Line 31: Add a nice arrow to the right for usability
Lines 32: Close list element
Line 33: For any other record then the current one
Line 34-44: Repeat the same code as for the current one WITHOUT the “active” class and close all open elements.

That’s it! Now, save the web template.

To see this new template in action we just create a new Page Template, assign it to the “Customer Service – Edit Case” web page and delete the cache.

New Page Template

Navigate Between Records in Power Apps Portals

Edit the “Customer Service – Edit Page” and set Page Template to “Customer Service – Case with nav” and add the Entity List “Customer Service – My Portal – Cases List”:

Refresh the cache by adding “_services/about” to your portal URL and click “Clear Cache” button.

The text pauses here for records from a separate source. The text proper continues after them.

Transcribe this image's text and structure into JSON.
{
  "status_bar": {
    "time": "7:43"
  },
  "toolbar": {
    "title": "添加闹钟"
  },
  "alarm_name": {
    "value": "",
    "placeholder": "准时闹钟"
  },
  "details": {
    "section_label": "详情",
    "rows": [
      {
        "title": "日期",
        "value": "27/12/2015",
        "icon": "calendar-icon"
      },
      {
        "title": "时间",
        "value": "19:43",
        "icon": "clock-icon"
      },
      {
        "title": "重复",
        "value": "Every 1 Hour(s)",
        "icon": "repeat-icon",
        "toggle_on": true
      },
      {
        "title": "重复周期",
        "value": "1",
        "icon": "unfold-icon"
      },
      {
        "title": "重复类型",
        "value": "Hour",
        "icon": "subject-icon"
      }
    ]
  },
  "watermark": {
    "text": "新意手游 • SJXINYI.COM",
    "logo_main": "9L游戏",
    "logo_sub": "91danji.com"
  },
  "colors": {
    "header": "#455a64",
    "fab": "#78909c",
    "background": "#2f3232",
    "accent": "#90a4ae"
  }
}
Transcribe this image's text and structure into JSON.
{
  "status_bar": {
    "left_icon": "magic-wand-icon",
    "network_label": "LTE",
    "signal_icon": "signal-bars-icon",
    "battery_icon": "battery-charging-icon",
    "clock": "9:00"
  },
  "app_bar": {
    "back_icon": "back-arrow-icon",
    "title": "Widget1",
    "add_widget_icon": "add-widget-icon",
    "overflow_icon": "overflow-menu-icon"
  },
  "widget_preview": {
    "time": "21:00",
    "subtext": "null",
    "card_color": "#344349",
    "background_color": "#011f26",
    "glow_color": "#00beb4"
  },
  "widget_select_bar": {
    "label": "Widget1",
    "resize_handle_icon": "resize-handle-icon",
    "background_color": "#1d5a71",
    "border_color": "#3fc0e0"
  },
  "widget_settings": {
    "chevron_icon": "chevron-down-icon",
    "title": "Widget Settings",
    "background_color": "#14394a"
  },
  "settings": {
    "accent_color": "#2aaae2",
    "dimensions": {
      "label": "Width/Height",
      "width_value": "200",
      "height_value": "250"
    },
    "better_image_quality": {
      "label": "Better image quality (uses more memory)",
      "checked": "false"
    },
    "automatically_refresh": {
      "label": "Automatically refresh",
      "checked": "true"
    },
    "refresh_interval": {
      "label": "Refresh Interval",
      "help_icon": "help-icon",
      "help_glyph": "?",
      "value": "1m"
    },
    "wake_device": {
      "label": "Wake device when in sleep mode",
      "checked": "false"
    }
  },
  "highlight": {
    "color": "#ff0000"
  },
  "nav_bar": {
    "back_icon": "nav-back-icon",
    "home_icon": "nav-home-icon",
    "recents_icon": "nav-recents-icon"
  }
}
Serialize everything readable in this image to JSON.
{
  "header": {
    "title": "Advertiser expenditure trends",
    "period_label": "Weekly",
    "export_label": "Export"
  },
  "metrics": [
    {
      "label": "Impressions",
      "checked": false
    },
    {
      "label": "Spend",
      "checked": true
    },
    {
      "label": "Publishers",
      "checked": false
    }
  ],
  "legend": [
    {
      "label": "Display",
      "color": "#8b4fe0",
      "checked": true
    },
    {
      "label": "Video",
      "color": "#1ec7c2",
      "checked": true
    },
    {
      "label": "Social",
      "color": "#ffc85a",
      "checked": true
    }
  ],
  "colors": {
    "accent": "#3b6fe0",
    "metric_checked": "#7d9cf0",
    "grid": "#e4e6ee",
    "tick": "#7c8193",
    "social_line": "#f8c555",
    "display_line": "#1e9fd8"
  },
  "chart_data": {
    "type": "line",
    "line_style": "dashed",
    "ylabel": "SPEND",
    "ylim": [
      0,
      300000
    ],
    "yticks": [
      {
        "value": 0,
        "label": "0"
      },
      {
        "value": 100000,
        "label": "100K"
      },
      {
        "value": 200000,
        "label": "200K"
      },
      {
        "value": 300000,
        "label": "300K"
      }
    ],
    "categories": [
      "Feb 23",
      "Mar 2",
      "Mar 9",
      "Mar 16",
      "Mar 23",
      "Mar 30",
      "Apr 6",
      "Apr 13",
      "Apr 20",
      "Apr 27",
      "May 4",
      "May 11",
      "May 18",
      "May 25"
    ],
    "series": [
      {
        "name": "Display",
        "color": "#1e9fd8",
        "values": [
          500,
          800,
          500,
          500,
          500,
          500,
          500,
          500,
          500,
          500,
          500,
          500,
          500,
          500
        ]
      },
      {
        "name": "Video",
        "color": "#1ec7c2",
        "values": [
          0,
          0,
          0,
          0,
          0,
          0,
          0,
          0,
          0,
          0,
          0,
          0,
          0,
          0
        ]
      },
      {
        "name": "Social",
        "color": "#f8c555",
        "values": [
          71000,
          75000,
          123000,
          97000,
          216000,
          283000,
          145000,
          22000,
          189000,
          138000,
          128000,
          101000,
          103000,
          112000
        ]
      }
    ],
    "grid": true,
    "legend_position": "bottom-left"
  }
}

Now it’s time to see this baby in action. Go to “https://[yourportalurl]/support” and create some cases. Choose “Edit” for one of them and prepare to be amazed!

Now you are able to navigate between records on the left navigation; jump between records, navigate up and down in the list using the arrow buttons and get back to the list via the header.

This is what it looks like with other styling in another portal:

Navigate Between Records in Power Apps Portals

Have fun and enjoy!

About the Author:

I have been working with Portals every day since Microsoft bought Adxstudio in 2015. As the lead front-end developer, designer, architect and product adviser in portal projects the last two years I have learned with the product as it grew up.

The last update for Portals is the PowerApps Portals interface; making it more accessible to non-code users and customizes, is a major milestone. With this missing piece in place we are ready for the world.

What I love the most about working with Portals is that I get to work with so many different aspects of the web; setting up authentication trough AzureB2C, theming using Bootstrap and SCSS, building structure using HTML5, improving user experience with liquid and jQuery and still making out of the box features shine.

The response and cooperation of Microsoft support show a real dedication and investment in the product. If you were wondering, portals are here to stay, and so am I.


Akerbæk, U. (2020). Navigate Between Records in Power Apps Portals. Available at: [Accessed: 6th March 2021].

Find more great Power Platform content here.

Share this on...

Rate this Post: